Young, casual marijuana smokers experience
potentially harmful changes to their brains, with the drug altering
regions of the mind related to motivation and emotion, researchers
The study to be published on Wednesday in the
Journal of Neuroscience differs from many other pot-related research
projects that are focused on chronic, heavy users of cannabis.
The collaborative effort between Northwestern University's medical
school, Massachusetts General Hospital and Harvard Medical School
showed a direct correlation between the number of times users smoked
and abnormalities in the brain.
"What we're seeing is changes in people who are 18 to 25 in core
brain regions that you never, ever want to fool around with," said
co-senior study author Dr. Hans Beiter, professor of psychiatry and
behavioral sciences at Northwestern University.
In particular, the study identified changes to the nucleus accumbens
and the nucleus amygdala, regions of the brain that are key to
regulating emotion and motivation, in marijuana users who smoke
between one and seven joints a week.
The researchers found changes to the volume, shape and density of
those brain regions. But more studies are needed to determine how
those changes may have long-term consequences and whether they can
be fixed with abstinence, Beiter said.
"Our hypothesis from this early work is that these changes may be an
early sign of what later becomes amotivation, where people aren't
focused on their goals," he said.
The study, which was funded in part by the National Institute on
Drug Abuse and the White House Office of National Drug Control
Policy, comes as access to pot is expanding following 2012 votes in
Washington state and Colorado to legalize its recreational use. The
drug remains illegal under federal law.

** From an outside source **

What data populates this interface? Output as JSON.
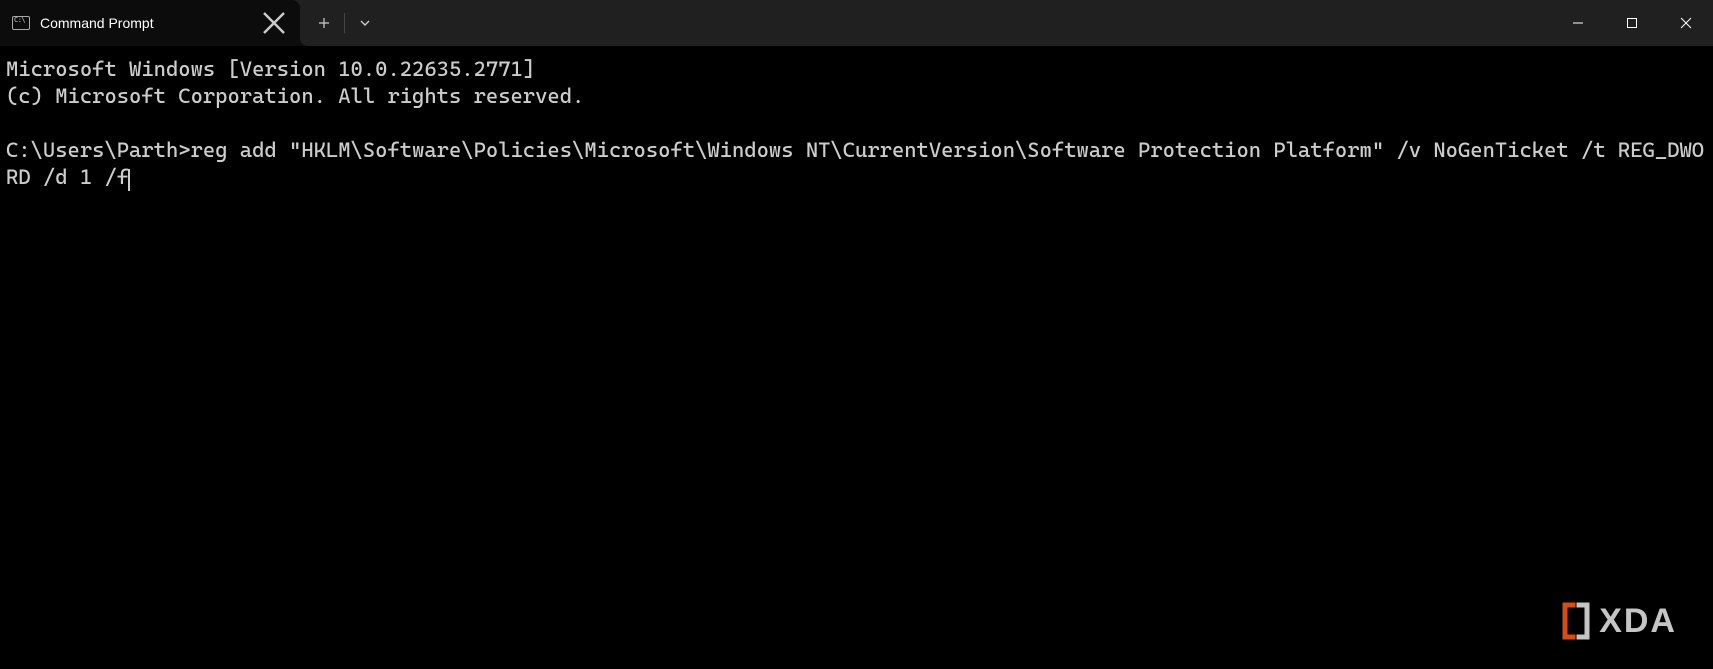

Pot legalization advocates make the argument that marijuana is safer
than alcohol a central part of their campaigns.
Other research has found drinking alcohol alters the brain, Beiter
said. But while researchers do not know exactly how the mental
rewiring seen in pot users affects their lives, the study shows it
physically changes the brain in ways that differ from drinking, he
This latest study fits with other research showing marijuana use has
significant effects on young people because their brains are still
developing, and Beiter said he has become convinced that marijuana
should only be used by people under 30 if they need it to manage
pain from a terminal illness.
(Reporting by Alex Dobuzinskis; Editing by Ken Wills)